Pick out all lines of the entries that include the word "requeridos" and copy them.

*** Material provided Section Begins ***

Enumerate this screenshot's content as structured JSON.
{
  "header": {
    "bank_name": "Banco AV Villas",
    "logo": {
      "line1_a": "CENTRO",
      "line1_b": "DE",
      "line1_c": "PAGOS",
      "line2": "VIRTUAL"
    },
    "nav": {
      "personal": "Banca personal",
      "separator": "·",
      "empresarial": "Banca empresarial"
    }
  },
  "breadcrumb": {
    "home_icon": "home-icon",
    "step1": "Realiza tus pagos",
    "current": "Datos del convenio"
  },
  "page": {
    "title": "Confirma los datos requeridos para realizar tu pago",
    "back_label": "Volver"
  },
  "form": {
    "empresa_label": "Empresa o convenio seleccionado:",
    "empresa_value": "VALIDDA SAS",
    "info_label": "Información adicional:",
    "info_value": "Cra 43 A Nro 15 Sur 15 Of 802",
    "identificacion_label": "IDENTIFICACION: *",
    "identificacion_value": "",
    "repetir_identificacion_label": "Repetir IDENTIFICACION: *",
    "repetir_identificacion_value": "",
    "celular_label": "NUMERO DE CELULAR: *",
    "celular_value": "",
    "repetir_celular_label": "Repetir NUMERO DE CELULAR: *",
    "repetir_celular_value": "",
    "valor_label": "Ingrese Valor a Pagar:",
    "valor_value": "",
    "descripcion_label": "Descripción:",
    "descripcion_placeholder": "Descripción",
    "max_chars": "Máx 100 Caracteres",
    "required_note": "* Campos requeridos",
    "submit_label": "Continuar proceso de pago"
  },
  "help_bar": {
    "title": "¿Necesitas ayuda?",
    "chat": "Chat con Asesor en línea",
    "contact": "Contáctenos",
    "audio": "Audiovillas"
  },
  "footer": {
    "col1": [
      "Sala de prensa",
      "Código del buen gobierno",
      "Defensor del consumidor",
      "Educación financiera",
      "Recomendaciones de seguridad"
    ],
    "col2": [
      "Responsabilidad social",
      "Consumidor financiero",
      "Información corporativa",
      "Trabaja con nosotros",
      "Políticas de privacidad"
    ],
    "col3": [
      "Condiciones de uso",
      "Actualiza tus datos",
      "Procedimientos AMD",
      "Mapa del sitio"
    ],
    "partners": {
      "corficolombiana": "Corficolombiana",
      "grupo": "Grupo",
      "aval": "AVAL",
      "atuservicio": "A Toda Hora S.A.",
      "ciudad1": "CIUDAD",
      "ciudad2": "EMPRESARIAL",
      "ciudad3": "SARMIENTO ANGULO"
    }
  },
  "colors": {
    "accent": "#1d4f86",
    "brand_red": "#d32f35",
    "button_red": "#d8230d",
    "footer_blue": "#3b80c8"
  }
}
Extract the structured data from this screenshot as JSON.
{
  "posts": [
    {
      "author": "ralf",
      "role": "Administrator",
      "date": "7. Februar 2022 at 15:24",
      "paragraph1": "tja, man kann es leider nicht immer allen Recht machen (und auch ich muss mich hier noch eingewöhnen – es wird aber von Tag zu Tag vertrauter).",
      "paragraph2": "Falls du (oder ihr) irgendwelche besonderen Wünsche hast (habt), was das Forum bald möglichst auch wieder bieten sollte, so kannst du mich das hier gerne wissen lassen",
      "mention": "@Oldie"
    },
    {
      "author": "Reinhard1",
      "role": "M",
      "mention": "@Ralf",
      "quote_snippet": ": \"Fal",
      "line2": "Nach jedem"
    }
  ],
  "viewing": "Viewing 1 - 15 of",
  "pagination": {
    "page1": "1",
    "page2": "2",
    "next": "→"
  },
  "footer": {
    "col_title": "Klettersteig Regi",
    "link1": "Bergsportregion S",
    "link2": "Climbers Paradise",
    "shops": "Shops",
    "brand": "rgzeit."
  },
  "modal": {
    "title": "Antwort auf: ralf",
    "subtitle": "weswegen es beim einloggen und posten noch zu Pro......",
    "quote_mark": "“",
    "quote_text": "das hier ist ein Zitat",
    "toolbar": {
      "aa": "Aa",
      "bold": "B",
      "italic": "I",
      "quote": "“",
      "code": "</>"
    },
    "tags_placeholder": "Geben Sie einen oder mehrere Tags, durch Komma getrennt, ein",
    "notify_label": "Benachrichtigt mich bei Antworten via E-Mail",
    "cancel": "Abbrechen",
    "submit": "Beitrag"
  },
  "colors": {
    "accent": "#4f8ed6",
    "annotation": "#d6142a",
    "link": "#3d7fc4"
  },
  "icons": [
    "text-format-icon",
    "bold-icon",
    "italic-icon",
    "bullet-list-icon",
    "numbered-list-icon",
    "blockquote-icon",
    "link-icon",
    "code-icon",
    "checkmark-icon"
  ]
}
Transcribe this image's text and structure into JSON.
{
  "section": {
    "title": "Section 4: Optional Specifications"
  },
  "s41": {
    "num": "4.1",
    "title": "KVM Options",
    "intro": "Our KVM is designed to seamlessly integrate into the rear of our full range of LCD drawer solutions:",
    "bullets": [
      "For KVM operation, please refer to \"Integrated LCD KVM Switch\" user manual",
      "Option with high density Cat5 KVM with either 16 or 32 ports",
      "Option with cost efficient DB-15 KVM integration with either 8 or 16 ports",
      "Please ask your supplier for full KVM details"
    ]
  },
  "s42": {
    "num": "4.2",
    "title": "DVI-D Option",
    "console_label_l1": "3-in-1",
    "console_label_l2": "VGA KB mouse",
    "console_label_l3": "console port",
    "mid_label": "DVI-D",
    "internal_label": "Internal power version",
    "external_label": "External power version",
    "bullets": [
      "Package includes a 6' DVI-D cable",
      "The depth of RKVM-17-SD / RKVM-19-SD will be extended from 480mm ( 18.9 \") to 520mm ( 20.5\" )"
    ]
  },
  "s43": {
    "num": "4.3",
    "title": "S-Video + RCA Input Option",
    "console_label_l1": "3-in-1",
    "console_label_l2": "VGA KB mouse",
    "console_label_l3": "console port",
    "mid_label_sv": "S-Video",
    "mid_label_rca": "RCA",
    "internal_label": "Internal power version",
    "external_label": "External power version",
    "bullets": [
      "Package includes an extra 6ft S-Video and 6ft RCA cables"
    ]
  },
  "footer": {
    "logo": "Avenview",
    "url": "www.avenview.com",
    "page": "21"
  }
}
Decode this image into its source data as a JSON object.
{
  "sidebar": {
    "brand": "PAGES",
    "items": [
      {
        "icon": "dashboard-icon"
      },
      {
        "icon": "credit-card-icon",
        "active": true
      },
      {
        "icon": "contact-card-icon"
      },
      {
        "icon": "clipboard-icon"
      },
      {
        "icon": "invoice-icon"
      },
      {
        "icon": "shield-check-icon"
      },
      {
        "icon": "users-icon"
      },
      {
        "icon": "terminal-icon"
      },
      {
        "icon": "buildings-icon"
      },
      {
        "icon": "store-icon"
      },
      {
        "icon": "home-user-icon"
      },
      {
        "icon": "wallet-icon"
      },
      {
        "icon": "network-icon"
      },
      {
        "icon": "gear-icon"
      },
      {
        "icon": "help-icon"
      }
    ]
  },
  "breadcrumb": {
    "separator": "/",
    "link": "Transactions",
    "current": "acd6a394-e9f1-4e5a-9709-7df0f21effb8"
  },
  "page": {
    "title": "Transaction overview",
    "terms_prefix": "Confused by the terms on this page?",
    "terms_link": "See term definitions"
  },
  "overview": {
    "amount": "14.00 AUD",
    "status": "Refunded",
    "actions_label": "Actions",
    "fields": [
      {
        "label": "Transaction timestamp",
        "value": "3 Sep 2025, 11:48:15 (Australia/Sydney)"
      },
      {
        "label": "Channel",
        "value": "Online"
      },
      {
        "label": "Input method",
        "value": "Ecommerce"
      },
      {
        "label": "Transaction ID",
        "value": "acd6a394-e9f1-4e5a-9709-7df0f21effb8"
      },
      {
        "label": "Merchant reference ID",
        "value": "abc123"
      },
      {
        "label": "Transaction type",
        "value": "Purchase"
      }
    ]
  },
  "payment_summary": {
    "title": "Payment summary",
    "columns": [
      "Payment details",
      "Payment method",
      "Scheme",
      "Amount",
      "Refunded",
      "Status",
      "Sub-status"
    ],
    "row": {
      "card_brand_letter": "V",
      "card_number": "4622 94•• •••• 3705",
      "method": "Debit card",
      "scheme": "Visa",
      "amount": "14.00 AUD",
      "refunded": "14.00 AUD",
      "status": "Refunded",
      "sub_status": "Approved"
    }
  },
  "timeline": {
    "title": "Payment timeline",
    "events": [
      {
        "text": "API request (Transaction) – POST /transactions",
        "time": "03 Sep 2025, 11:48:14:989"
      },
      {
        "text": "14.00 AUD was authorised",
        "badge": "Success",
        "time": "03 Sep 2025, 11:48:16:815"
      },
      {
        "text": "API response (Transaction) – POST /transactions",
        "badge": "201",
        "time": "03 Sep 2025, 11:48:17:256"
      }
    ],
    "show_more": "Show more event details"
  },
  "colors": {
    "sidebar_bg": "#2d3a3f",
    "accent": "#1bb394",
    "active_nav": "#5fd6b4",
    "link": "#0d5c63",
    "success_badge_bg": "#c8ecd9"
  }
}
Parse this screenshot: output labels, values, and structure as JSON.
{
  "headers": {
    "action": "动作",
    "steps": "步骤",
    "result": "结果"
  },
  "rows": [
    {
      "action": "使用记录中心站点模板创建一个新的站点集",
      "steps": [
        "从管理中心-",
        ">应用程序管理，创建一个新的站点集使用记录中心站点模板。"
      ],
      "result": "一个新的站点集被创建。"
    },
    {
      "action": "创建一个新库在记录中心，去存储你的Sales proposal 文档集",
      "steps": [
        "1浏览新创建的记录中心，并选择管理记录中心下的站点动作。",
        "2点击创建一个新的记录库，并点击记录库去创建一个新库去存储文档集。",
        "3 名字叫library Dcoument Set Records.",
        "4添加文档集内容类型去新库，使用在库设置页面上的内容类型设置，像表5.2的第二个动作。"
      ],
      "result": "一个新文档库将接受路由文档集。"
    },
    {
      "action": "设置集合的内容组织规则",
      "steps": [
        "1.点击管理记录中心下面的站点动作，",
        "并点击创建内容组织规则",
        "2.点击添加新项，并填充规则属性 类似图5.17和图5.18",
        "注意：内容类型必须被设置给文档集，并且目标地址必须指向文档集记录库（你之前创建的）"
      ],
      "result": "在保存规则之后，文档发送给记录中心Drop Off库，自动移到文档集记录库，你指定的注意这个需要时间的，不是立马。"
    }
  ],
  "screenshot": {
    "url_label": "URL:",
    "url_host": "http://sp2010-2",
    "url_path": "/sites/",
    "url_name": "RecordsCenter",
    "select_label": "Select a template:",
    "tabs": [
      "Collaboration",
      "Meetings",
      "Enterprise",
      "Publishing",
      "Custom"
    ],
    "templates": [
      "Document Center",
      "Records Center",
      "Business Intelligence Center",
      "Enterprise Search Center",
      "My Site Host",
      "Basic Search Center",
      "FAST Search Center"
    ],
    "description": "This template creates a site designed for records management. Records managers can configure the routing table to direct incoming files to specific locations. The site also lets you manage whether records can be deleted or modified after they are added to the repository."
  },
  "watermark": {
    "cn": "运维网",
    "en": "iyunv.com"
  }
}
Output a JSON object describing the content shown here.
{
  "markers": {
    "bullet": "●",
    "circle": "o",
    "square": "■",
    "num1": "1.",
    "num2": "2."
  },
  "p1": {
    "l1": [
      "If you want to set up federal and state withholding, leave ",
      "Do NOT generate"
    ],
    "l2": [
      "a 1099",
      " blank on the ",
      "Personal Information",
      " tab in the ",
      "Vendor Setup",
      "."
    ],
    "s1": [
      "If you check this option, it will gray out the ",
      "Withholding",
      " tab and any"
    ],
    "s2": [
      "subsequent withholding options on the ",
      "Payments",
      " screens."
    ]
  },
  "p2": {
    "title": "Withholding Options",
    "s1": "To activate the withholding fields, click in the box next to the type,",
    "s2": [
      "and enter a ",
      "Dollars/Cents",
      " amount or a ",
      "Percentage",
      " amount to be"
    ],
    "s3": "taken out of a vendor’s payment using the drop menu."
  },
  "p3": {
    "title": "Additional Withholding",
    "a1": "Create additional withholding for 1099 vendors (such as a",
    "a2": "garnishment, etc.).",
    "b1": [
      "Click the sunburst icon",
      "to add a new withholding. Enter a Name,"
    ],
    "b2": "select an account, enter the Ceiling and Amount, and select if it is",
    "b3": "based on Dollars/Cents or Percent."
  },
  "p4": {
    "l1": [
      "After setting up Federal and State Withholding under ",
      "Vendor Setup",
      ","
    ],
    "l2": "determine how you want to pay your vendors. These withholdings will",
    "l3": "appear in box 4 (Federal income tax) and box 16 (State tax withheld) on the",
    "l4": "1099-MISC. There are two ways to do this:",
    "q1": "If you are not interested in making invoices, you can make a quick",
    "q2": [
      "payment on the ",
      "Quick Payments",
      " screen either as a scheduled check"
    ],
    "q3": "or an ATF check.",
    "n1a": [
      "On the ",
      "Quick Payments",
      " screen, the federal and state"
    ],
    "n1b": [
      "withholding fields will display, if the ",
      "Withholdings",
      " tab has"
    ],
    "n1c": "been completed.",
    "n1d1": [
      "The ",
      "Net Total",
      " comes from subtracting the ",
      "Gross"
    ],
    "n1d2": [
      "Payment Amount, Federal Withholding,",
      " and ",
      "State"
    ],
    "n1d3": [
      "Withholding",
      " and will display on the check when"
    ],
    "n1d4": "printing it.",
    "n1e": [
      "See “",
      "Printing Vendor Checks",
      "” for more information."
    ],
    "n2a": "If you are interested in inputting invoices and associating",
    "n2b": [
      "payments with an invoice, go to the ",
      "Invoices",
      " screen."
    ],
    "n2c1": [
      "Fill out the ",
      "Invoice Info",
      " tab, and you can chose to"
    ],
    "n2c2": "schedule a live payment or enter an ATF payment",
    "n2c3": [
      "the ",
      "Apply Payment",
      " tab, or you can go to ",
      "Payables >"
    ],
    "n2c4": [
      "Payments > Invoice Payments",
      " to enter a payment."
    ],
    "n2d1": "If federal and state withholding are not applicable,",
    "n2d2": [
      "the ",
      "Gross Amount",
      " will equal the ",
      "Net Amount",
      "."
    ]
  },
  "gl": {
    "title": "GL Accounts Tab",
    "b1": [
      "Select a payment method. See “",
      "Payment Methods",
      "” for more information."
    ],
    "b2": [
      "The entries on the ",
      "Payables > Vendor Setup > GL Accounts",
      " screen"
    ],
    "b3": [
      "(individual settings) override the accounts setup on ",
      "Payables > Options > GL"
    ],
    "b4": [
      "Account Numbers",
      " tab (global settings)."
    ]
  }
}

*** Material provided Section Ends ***

## Result of the exercise
    "title": "Confirma los datos requeridos para realizar tu pago",
    "required_note": "* Campos requeridos",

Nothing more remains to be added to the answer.